The Safari continued the road trip all the way down to bottom of Cornwall. Not so much of a wildlifing trip more a 'normal' sightseeing tour with Wifey. Not that we saw many sights as the Cornish mist and drizzle came down for the duration.
This road is supposed to be one of the most scenic in England with extensive views over the sea, cliffs, moors. Scenery? What scenery?
There were odd patches of mistless road.
We visited St Michael's Mount were there's been an American Hudsonian Wigeon running around the beach.Whimbrel down by the water with about a hundred gulls
We tried to get close but got a very wet foot sinking into quick sand and almost got it stuck. In the ensuing hoo-haa freeing our trainer from the ooze, (it didn't look like the ooze we know to avoid on our beach!) we managed to flush it with our antics. Foot extracted and planted on firmish ooze we fired off a few shots
No it wasn't the Hudsonian Whimbrel.
Once back at Base Camp we learned that a Bowhead Whale (only Britain's second ever) had been seen from the very spot a couple of days after we were there - Now that is bad timing!
The plan was to get up early every morning and go out to either Pendeen Light
or Cape Cornwall
|Lands End in the distance, Land Rover on the slipway|
for a seawatch before breakfast but both the weather and our bed conspired against us and we never made it.
A very wet trip down to The Lizard saw us brave the rain at the stunning Kynance Cove where the drizzle dried up but the sun didn't come out and we apparently walked passed an Eastern Subalpine Warbler although to be fair we only heard a Wren singing, saw a couple of Stonechats and a Blackbird at the car park.

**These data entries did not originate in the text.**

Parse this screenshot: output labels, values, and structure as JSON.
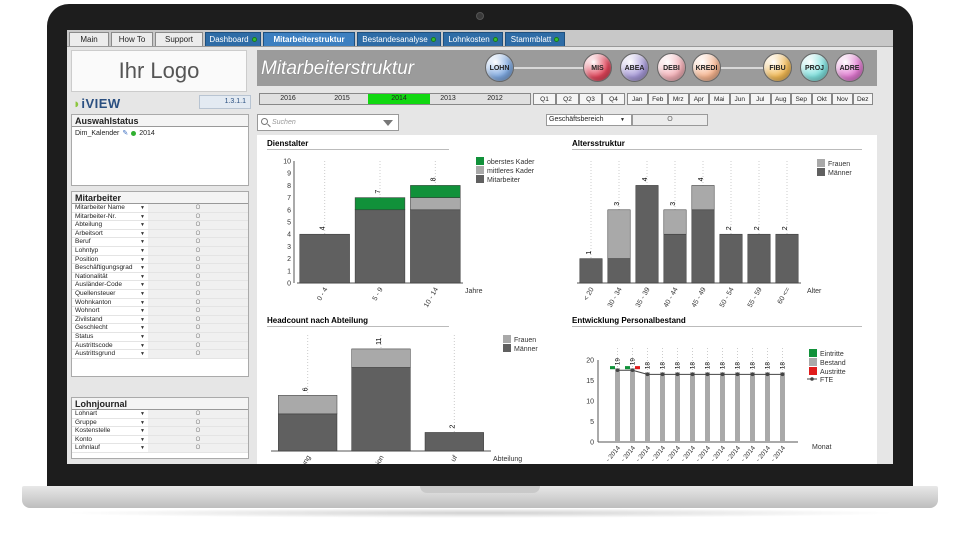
{
  "tabs": [
    {
      "label": "Main",
      "style": "plain"
    },
    {
      "label": "How To",
      "style": "plain"
    },
    {
      "label": "Support",
      "style": "plain"
    },
    {
      "label": "Dashboard",
      "style": "blue"
    },
    {
      "label": "Mitarbeiterstruktur",
      "style": "active"
    },
    {
      "label": "Bestandesanalyse",
      "style": "blue"
    },
    {
      "label": "Lohnkosten",
      "style": "blue"
    },
    {
      "label": "Stammblatt",
      "style": "blue"
    }
  ],
  "logo_text": "Ihr Logo",
  "brand": "iVIEW",
  "version": "1.3.1.1",
  "auswahlstatus": {
    "title": "Auswahlstatus",
    "field": "Dim_Kalender",
    "value": "2014"
  },
  "mitarbeiter": {
    "title": "Mitarbeiter",
    "items": [
      "Mitarbeiter Name",
      "Mitarbeiter-Nr.",
      "Abteilung",
      "Arbeitsort",
      "Beruf",
      "Lohntyp",
      "Position",
      "Beschäftigungsgrad",
      "Nationalität",
      "Ausländer-Code",
      "Quellensteuer",
      "Wohnkanton",
      "Wohnort",
      "Zivilstand",
      "Geschlecht",
      "Status",
      "Austrittscode",
      "Austrittsgrund"
    ]
  },
  "lohnjournal": {
    "title": "Lohnjournal",
    "items": [
      "Lohnart",
      "Gruppe",
      "Kostenstelle",
      "Konto",
      "Lohnlauf"
    ]
  },
  "page_title": "Mitarbeiterstruktur",
  "modules": [
    {
      "label": "LOHN",
      "color": "#7fa9e0"
    },
    {
      "label": "MIS",
      "color": "#e0455a"
    },
    {
      "label": "ABEA",
      "color": "#a79ad8"
    },
    {
      "label": "DEBI",
      "color": "#f3b0b7"
    },
    {
      "label": "KREDI",
      "color": "#f6b590"
    },
    {
      "label": "FIBU",
      "color": "#f1b955"
    },
    {
      "label": "PROJ",
      "color": "#7fe0dd"
    },
    {
      "label": "ADRE",
      "color": "#e07ad0"
    }
  ],
  "years": [
    "2016",
    "2015",
    "2014",
    "2013",
    "2012"
  ],
  "selected_year": "2014",
  "quarters": [
    "Q1",
    "Q2",
    "Q3",
    "Q4"
  ],
  "months": [
    "Jan",
    "Feb",
    "Mrz",
    "Apr",
    "Mai",
    "Jun",
    "Jul",
    "Aug",
    "Sep",
    "Okt",
    "Nov",
    "Dez"
  ],
  "search_placeholder": "Suchen",
  "geschaeftsbereich": {
    "label": "Geschäftsbereich",
    "value": "O"
  },
  "list_value": "O",
  "colors": {
    "dark": "#606060",
    "light": "#a9a9a9",
    "green": "#11913a",
    "red": "#e01b1b"
  },
  "chart_data": [
    {
      "type": "bar",
      "title": "Dienstalter",
      "xlabel": "Jahre",
      "ylim": [
        0,
        10
      ],
      "yticks": [
        0,
        1,
        2,
        3,
        4,
        5,
        6,
        7,
        8,
        9,
        10
      ],
      "categories": [
        "0 - 4",
        "5 - 9",
        "10 - 14"
      ],
      "series": [
        {
          "name": "Mitarbeiter",
          "values": [
            4,
            6,
            6
          ]
        },
        {
          "name": "mittleres Kader",
          "values": [
            0,
            0,
            1
          ]
        },
        {
          "name": "oberstes Kader",
          "values": [
            0,
            1,
            1
          ]
        }
      ],
      "totals": [
        "4",
        "7",
        "8"
      ]
    },
    {
      "type": "bar",
      "title": "Altersstruktur",
      "xlabel": "Alter",
      "categories": [
        "< 20",
        "30 - 34",
        "35 - 39",
        "40 - 44",
        "45 - 49",
        "50 - 54",
        "55 - 59",
        "60 <="
      ],
      "series": [
        {
          "name": "Männer",
          "values": [
            1,
            1,
            4,
            2,
            3,
            2,
            2,
            2
          ]
        },
        {
          "name": "Frauen",
          "values": [
            0,
            2,
            0,
            1,
            1,
            0,
            0,
            0
          ]
        }
      ],
      "totals": [
        "1",
        "3",
        "4",
        "3",
        "4",
        "2",
        "2",
        "2"
      ]
    },
    {
      "type": "bar",
      "title": "Headcount nach Abteilung",
      "xlabel": "Abteilung",
      "categories": [
        "ung",
        "ion",
        "uf"
      ],
      "series": [
        {
          "name": "Männer",
          "values": [
            4,
            9,
            2
          ]
        },
        {
          "name": "Frauen",
          "values": [
            2,
            2,
            0
          ]
        }
      ],
      "totals": [
        "6",
        "11",
        "2"
      ]
    },
    {
      "type": "bar",
      "title": "Entwicklung Personalbestand",
      "xlabel": "Monat",
      "ylim": [
        0,
        20
      ],
      "yticks": [
        0,
        5,
        10,
        15,
        20
      ],
      "categories": [
        "- 2014",
        "- 2014",
        "- 2014",
        "- 2014",
        "- 2014",
        "- 2014",
        "- 2014",
        "- 2014",
        "- 2014",
        "- 2014",
        "- 2014",
        "- 2014"
      ],
      "series": [
        {
          "name": "Bestand",
          "values": [
            18,
            18,
            17,
            17,
            17,
            17,
            17,
            17,
            17,
            17,
            17,
            17
          ]
        },
        {
          "name": "Eintritte",
          "values": [
            1,
            1,
            0,
            0,
            0,
            0,
            0,
            0,
            0,
            0,
            0,
            0
          ]
        },
        {
          "name": "Austritte",
          "values": [
            0,
            1,
            0,
            0,
            0,
            0,
            0,
            0,
            0,
            0,
            0,
            0
          ]
        },
        {
          "name": "FTE",
          "values": [
            17.5,
            17.5,
            16.5,
            16.5,
            16.5,
            16.5,
            16.5,
            16.5,
            16.5,
            16.5,
            16.5,
            16.5
          ]
        }
      ],
      "totals": [
        "19",
        "19",
        "18",
        "18",
        "18",
        "18",
        "18",
        "18",
        "18",
        "18",
        "18",
        "18"
      ]
    }
  ]
}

From there we headed back to our digs when the rain set in again making us not stop at Porthcurno and Porthgwarra. The road back took us towards Lands End but on the way we passed a group of birders stood at a farm gate. We pulled up and asked 'owt about?' to be told the Dalmatian Pelican was on a pool over the hill but on private ground and out of sight and hadn't been seen for ages. We'd forgotten about that and thought they might have been looking at something else. Driving off by chance we looked in the rear view mirror to see one of the lads standing in the road waving and pointing frantically skywards. Wifey has never been so far so fast backwards. We screeched to a halt jumped out grabbed the bins and saw something like a pale Pterodactyl going way from us high over the fields, not the best views but Dalmatian Pelican (153) is now on the list, a World Lifer, many thanks guys if your reading this.
At Lands End more birders were stood in another farm gate. Again we stopped and learnt there was a Serin hiding in the nearby garden. We didn't see it but did find them a Barn Owl. Later we found out there was also a trio of Turtle Doves nearby and a Nighintgale in the same garden as the Serin.
Lands End was cold, wet, windy and very commercialised and not really our cup of tea and we couldn't find Wifey a Chough. She did add Guillemot (as did we (155)) and Shag to her year list there though.
As you can see the sun did eventually come out and an ice cream had to be had. A walk down the jetty in the bottom pic came up with a nice wildlife surprise.
Two big Spider Crabs were having a barney but by the time we reached them they'd settled their differences and gone their separate ways.
From there we made our way to Drift Reservoir where a Great White Egret has been regularly seen. We stopped at the Hayle estuary dipping the regular Spoonbill there, probably hidden in one of the low tide creeks.
We saw the Great White Egret (154) distantly, but it did a disappearing trick before we could get the scope set up for Wifey to have a look at it. A real shame as it would have been a lifer for her.
Our time in the furthest corner of this isle was at an end and it was time to head back to Base Camp in the morning.
The return journey gave us five Buzzards, two Kestrels, no Red Kites and the trips only Sparrowhawk. The roads were very much death free, fortunately just two Badgers and two Hedgehogs.
Once back at Base Camp we looked at the number plate again.
After our total of 1250 miles there were still not many bugs splattered which says something about the state of the English and Welsh countryside, no wonder some of our birds are struggling.
A great trip and one that's going to be repeated next year.
The following day we had a shopping trip to restock the cupboards and decided to go to the nearby docks rather than the local shops. Why? Because we saw many Common Terns (156), 11 Black Terns (157) and a pair of Arctic Terns (158).
Where to next? Hospital for another hand operation tomorrow but we did have a bit of a safari last Sunday to tell you about in a couple of days when we feel up to tapping away with one left hand finger.
In the meantime let us know who's avoided the quicksand in your outback.